Skip to main content


Y Chromosome & Male Development

Normal male mammals have a single X chromosome and thus have no Barr Bodies. However, we know from Turner Syndrome (XO) females that the presence of a single X alone will not cause a mammal to be male. Research has shown that a gene on the Y chromosome, called SRY (for sex- determining region Y), is important for male development in mammals. The SRY protein appears to bind to DNA, distorting its normal helical structure. This distortion may allow other genes to be expressed, ultimately leading to testes formation.

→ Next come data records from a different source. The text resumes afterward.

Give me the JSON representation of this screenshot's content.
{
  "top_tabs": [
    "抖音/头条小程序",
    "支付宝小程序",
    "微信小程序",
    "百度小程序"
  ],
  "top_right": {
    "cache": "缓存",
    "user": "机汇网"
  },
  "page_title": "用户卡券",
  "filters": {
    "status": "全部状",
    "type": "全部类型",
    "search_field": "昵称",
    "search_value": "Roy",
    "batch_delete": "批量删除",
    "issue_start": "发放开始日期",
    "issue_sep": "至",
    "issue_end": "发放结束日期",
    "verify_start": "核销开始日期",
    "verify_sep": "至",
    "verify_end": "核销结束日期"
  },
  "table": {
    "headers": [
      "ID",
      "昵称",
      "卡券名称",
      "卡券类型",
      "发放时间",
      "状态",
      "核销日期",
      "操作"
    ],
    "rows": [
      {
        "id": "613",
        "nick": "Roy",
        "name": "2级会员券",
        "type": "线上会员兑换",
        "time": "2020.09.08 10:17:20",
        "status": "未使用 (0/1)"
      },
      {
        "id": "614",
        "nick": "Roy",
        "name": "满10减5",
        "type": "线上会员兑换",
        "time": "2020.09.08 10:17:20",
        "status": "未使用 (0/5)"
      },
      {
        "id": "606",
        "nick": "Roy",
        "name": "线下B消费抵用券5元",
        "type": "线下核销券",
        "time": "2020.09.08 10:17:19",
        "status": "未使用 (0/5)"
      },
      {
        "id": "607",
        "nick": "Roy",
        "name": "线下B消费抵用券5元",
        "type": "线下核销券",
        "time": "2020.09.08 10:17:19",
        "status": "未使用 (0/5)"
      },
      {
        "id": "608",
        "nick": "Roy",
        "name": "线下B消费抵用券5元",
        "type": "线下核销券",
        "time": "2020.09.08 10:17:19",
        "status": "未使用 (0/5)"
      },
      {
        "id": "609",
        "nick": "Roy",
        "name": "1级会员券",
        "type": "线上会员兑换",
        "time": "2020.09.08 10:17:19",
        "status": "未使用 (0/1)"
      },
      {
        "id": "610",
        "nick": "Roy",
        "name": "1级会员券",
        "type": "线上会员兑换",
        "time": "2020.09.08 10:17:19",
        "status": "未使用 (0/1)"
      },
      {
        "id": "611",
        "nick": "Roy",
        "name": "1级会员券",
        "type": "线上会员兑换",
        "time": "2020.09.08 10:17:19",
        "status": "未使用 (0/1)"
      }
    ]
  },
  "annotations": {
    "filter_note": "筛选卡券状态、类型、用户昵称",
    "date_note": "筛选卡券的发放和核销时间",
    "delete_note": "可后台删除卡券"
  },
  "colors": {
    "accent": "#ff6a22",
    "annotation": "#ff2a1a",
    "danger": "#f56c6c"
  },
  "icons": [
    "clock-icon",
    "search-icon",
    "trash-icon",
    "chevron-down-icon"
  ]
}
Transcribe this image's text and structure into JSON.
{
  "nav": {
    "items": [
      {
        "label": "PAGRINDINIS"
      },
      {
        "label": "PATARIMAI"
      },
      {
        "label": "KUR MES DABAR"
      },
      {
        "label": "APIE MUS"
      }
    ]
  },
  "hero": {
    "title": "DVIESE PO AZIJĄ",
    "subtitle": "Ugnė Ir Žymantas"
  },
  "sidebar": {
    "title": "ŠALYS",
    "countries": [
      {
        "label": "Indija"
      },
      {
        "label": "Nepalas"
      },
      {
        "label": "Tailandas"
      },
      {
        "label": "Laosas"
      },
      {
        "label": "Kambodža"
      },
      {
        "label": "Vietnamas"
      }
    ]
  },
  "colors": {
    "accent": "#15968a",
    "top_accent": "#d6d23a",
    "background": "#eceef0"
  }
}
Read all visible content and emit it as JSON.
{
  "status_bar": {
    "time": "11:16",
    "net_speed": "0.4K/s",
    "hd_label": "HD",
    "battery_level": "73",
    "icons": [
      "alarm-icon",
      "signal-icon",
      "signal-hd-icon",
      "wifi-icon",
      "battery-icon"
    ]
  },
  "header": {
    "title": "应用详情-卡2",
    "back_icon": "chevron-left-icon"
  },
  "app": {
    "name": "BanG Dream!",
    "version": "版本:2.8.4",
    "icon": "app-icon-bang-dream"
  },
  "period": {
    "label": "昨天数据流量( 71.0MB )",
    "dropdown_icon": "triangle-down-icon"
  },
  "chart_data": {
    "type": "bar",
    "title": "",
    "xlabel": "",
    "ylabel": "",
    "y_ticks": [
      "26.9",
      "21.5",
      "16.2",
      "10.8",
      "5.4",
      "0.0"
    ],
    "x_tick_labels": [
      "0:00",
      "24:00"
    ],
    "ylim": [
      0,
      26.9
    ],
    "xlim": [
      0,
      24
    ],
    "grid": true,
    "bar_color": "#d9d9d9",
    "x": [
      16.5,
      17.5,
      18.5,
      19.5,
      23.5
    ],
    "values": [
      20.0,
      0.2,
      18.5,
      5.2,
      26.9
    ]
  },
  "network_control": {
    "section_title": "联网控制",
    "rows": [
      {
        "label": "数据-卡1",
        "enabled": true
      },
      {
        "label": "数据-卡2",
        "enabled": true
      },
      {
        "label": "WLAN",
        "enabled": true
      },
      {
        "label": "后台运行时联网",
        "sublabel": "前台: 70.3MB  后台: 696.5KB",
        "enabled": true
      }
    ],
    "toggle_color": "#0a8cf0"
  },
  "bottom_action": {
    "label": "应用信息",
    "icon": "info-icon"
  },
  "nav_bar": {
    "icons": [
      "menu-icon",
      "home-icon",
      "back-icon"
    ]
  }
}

The testes then produce testosterone, which is critical for the development of male secondary sex characteristics.


!-- END wrapper -->